NFL COMPARISON Reggie Wayne
BOTTOM LINE A first-team All-WAC pick in 2011 and 2012, Patton accumulated 2,544 yards and 24 touchdowns in his career with the Bulldogs after transferring from Coffeyville Community College. He?s an acrobat along the sideline and a vertical stem threat much, but needs to improve attacking the ball when contested. In his two seasons starting, however, he has showing NFL teams paying close attention that he possesses the hands, route-running skills, and toughness to be a top-64 pick -? and, eventually, a very good starter.
Averaging 51.5 points per game to lead the nation in 2012, it goes without saying that Louisiana Tech featured an explosive offense. While then-head coach Sonny Dykes received plenty of credit (and deservedly so) for the Bulldogs’ gaudy production, his team featured one of the nation’s better quarterback-receiver combinations in seniors Colby Cameron and Patton.
Patton signed with Louisiana Tech after being named Team MVP and first-team all-conference as a wide receiver at Coffeyville Community College, a consistent producer of some of the country’s top junior college prospects. Patton, who also earned second-team all conference honors as a punt returner and even punted himself for the Red Ravens in 2009, caught 50 passes for 687 yards and four touchdowns in his redshirt sophomore season and was recruited by Troy and Minnesota, along with Louisiana Tech.
Once in the Western Athletic Conference, Patton exploded, earning first-team all-conference honors for the second consecutive year by catching 79 passes for 1,202 yards and 11 scores in 2012. Despite his production, Patton reportedly wasn’t highly ranked by NFL scouts entering his senior season but steadily boosted his grade throughout the campaign by proving his production was hardly a fluke, catching 104 passes for 1,392 yards and 13 touchdowns on his way to AP All-American recognition.
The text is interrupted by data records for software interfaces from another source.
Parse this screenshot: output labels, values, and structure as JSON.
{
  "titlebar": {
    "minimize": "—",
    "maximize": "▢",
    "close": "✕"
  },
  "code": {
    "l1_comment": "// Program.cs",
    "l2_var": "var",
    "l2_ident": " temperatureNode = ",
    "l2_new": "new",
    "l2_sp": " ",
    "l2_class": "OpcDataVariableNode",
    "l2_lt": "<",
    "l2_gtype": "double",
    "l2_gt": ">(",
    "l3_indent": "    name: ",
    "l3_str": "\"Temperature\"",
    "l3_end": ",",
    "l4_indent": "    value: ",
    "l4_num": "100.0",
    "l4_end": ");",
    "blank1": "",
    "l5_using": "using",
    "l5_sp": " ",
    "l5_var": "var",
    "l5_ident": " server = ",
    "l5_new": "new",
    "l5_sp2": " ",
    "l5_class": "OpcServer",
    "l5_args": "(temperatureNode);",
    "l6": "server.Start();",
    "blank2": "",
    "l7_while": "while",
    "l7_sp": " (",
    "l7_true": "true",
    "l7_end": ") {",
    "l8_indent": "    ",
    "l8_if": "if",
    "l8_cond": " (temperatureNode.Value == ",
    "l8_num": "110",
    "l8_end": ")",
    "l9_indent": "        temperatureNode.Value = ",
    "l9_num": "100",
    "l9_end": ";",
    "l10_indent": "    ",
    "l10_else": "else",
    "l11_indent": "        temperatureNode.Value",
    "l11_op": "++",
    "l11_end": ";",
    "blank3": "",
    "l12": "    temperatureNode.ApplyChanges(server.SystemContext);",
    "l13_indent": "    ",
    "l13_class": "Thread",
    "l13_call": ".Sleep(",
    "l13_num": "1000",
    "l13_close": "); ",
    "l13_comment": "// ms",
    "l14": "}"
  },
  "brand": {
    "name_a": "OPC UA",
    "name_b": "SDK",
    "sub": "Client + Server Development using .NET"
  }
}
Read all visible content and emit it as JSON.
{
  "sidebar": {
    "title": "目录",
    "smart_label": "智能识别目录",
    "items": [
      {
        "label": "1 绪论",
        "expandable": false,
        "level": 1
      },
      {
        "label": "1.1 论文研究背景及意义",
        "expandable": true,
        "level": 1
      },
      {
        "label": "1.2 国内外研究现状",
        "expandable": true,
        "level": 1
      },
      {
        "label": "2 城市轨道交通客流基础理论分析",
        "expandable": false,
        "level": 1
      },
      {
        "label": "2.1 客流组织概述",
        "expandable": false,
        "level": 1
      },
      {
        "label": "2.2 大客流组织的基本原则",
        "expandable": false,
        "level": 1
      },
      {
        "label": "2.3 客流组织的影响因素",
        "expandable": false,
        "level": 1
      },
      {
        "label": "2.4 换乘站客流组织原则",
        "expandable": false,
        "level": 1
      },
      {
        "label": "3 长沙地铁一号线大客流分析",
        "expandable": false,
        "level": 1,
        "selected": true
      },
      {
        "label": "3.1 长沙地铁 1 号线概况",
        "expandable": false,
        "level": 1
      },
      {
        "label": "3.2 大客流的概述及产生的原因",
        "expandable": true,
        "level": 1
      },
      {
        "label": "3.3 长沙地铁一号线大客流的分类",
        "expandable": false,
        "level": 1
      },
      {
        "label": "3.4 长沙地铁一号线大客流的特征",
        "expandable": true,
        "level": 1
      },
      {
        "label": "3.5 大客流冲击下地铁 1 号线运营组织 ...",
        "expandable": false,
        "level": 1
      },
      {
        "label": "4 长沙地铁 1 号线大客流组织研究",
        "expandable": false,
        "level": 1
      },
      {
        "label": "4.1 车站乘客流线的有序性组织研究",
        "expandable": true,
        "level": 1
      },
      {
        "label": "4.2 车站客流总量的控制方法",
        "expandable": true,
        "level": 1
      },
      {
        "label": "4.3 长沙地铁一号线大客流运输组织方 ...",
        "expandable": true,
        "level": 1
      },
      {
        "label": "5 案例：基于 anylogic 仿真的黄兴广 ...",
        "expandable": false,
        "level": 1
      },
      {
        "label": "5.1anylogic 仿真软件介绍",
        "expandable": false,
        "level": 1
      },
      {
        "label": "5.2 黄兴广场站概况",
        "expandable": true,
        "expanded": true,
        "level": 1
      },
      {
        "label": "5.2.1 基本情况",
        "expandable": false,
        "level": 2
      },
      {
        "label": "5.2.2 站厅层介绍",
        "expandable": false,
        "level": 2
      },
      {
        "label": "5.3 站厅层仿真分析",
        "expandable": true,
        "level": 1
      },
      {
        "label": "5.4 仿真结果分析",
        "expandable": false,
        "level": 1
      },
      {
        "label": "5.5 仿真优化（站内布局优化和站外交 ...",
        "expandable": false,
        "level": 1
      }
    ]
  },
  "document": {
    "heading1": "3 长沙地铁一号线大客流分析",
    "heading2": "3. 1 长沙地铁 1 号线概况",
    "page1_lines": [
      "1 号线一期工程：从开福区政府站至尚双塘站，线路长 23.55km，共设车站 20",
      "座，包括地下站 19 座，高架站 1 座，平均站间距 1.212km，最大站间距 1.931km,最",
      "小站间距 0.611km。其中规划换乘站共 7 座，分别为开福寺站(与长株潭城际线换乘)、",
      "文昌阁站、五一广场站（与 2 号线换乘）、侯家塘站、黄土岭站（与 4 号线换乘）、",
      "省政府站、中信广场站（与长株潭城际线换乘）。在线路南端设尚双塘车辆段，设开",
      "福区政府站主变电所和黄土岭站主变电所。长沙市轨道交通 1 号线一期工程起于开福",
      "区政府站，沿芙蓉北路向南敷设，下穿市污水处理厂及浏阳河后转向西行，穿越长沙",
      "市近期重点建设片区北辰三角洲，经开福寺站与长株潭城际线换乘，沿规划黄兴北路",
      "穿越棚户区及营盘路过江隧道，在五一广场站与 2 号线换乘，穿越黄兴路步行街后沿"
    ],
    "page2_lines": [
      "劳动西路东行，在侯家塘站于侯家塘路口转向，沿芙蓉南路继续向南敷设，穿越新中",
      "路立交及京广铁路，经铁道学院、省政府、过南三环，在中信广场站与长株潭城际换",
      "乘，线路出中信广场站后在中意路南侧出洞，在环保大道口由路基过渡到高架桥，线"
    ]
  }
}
There is no denying Patton’s statistics were inflated by Dykes’ explosive offense, but the heady receiver’s reliable route-running, soft hands and deceptive speed would have made him a featured target in any scheme. With an impressive performance in all-star games and workouts, Patton could emerge as one of the top senior receiver prospects in the 2013 draft.
STRENGTHS: Possesses an athletic build with long arms. Quick accelerator who gobbles up the cushion. Shows good quickness, strength and competitiveness versus press coverage. Sets up the defender with a variety of releases, alternating his gait to keep his opponent off-balance. Consistently catches the ball with his hands, away from his body.
Experience as a punt returner is obvious once he gets the ball in his hands in the open field. Shows good vision to set up blocks and good shake to elude defenders one on one. May not possess elite breakaway speed but has the burst to turn a short pass into a long gain. Tracks the ball very well over his shoulder, showing excellent body control to keep his feet in bounds while securing the pass. Alert, competitive downfield blocker.
WEAKNESSES: Does not appear to possess elite breakaway speed. Struggles to gain separation on deep passes and while a very good route-runner, doesn’t possess true explosiveness out of his breaks. Isn’t afraid to mix it up with defenders as he runs his routes and will push-off on occasion to help gain separation, drawing the rare offensive pass interference flag (Texas A&M).
Possesses generally reliable hands but will drop an occasional pass, especially when defenders are battling with him. Must get stronger and improve his concentration to make the tough grabs with defenders ripping away at his arms as the ball arrives. Can make defenders miss but doesn’t show much strength to run through arm tackles.
COMPARES TO: Nate Washington, WR, Tennessee Titans — Scouts had questions about Washington’s readiness for the NFL when he left Tiffin, but like Patton he has used his savvy and deceptive athleticism to develop as a quality NFL starter.